• Required action:
Pictures excluded, copy all of the data below exactly.

• Supplied data:

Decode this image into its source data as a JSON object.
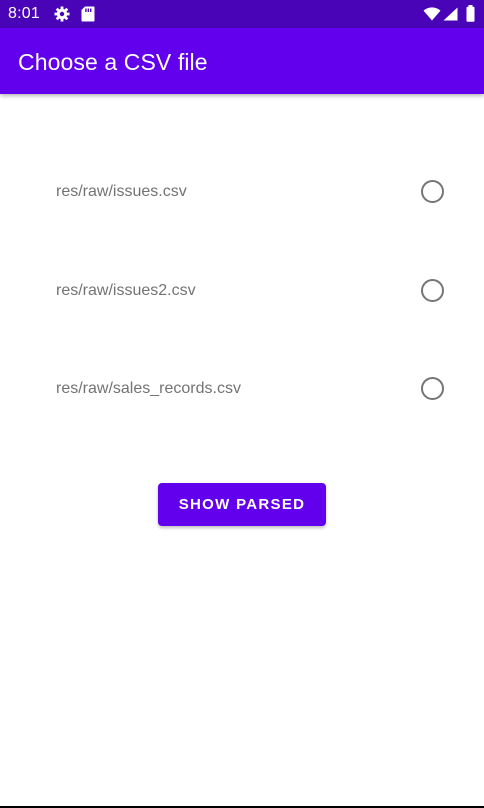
{
  "status_bar": {
    "time": "8:01",
    "left_icons": [
      "gear-icon",
      "sd-card-icon"
    ],
    "right_icons": [
      "wifi-icon",
      "cell-signal-icon",
      "battery-icon"
    ]
  },
  "app_bar": {
    "title": "Choose a CSV file"
  },
  "radio_group": {
    "options": [
      {
        "label": "res/raw/issues.csv",
        "selected": false
      },
      {
        "label": "res/raw/issues2.csv",
        "selected": false
      },
      {
        "label": "res/raw/sales_records.csv",
        "selected": false
      }
    ]
  },
  "actions": {
    "show_parsed_label": "SHOW PARSED"
  },
  "colors": {
    "status_bar": "#4a04b8",
    "primary": "#6200ee",
    "label_text": "#737373",
    "radio_outline": "#757575"
  }
}
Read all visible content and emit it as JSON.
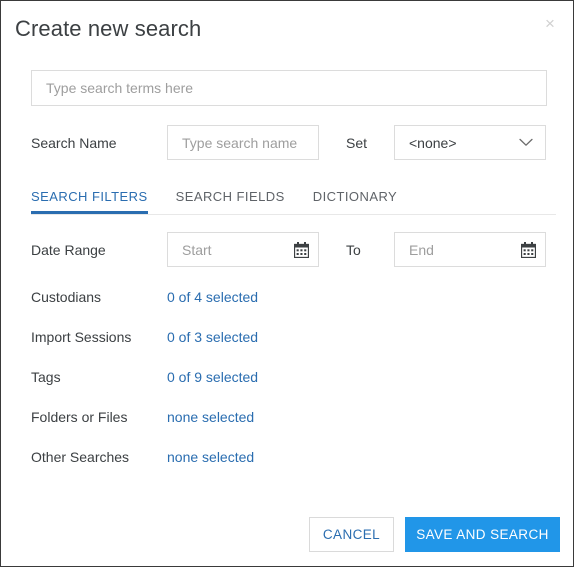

• Your response:
Decode this image into its source data as a JSON object.
{
  "status_bar": {
    "time": "8:01",
    "left_icons": [
      "gear-icon",
      "sd-card-icon"
    ],
    "right_icons": [
      "wifi-icon",
      "cell-signal-icon",
      "battery-icon"
    ]
  },
  "app_bar": {
    "title": "Choose a CSV file"
  },
  "radio_group": {
    "options": [
      {
        "label": "res/raw/issues.csv",
        "selected": false
      },
      {
        "label": "res/raw/issues2.csv",
        "selected": false
      },
      {
        "label": "res/raw/sales_records.csv",
        "selected": false
      }
    ]
  },
  "actions": {
    "show_parsed_label": "SHOW PARSED"
  },
  "colors": {
    "status_bar": "#4a04b8",
    "primary": "#6200ee",
    "label_text": "#737373",
    "radio_outline": "#757575"
  }
}
Read all visible content and emit it as JSON.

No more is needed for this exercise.